The sort of tribal customs we can associate with cultures like the Pueblo, on the other hand, can be understood as those of a cohesive community, whose members know their place within it. But part of this would be because those members are, in their subjectivity, involved in the constitution of the community, through the admission into the fabric of reality of comedy and play, precisely things which involve us as taking a stance on reality for ourselves. These people (so the story goes) can know their place in the community, because whatever that ‘community’ is, it is not something based on a doctrine of laws which represents itself as alien, static, and unchanging, something we are ‘before’ (as in Kafka’s image) rather than within. Law, instead, exists immanently between them, as people who can think, laugh, joke.
Whereas, the alien image of the law is precisely what it becomes for us if it is made wholly sincere, which is the same as it becoming entirely something not for us. Which makes sense, since, what does the law in modernity really do? The law is obscene. The law is controlled by the ravenous appetites of capital, bankers snorting mountains of cocaine off the chests of their robot brides, blowing up bridges, pissing on the artistic masterpieces they have just splurged millions on, flying drones into quivering hordes of Dickensian orphans, and so on and so forth. This state of affairs is able to come about precisely because when we look at the law we see something utterly beyond us. Neither do we dare to take a stance on it for ourselves, nor could the law even accommodate us if we wanted to. The Clown Service, in which the clowns of London effectively prostrate themselves before sincerity, is I think a symptom of this state of affairs. Or perhaps more than merely a symptom. Perhaps, indeed, it will turn out that the clowns are – and always have been – in league with our reptilian overlords of capital… after all, they both hatch from eggs.

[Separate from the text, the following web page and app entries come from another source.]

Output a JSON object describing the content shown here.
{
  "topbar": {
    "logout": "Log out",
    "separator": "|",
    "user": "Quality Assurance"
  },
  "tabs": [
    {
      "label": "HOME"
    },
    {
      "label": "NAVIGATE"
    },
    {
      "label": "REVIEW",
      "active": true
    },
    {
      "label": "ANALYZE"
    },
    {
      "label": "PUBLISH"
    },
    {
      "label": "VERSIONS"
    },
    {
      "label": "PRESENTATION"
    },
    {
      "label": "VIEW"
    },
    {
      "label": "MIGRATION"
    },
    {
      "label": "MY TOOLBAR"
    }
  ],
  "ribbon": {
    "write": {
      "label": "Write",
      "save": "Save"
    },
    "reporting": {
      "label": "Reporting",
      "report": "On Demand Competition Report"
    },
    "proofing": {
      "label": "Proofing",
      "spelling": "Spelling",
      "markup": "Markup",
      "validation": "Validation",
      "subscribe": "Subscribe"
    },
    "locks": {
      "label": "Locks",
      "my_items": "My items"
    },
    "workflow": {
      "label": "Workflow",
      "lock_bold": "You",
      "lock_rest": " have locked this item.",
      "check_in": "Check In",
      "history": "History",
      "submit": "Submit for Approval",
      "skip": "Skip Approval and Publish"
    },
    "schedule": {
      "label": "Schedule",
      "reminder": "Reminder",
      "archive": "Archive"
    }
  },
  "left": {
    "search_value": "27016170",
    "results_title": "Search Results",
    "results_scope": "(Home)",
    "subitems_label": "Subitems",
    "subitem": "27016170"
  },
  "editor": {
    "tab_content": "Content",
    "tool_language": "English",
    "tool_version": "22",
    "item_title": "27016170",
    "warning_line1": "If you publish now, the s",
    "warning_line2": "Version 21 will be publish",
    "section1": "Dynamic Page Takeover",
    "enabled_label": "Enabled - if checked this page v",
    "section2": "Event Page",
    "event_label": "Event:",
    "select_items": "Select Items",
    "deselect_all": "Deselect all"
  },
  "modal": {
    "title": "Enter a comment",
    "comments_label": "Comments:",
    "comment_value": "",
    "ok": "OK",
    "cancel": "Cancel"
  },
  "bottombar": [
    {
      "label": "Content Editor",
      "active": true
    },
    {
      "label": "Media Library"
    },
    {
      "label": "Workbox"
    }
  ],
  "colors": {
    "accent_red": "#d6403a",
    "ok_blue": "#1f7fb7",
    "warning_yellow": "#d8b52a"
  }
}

Thanks to Sam Kriss (who also attended the clown service) for helping me come up with a lot of what is in this piece through discussion. Most of the material about the Pueblo clowns comes from an excellent Stewart Lee radio documentary that you can find here.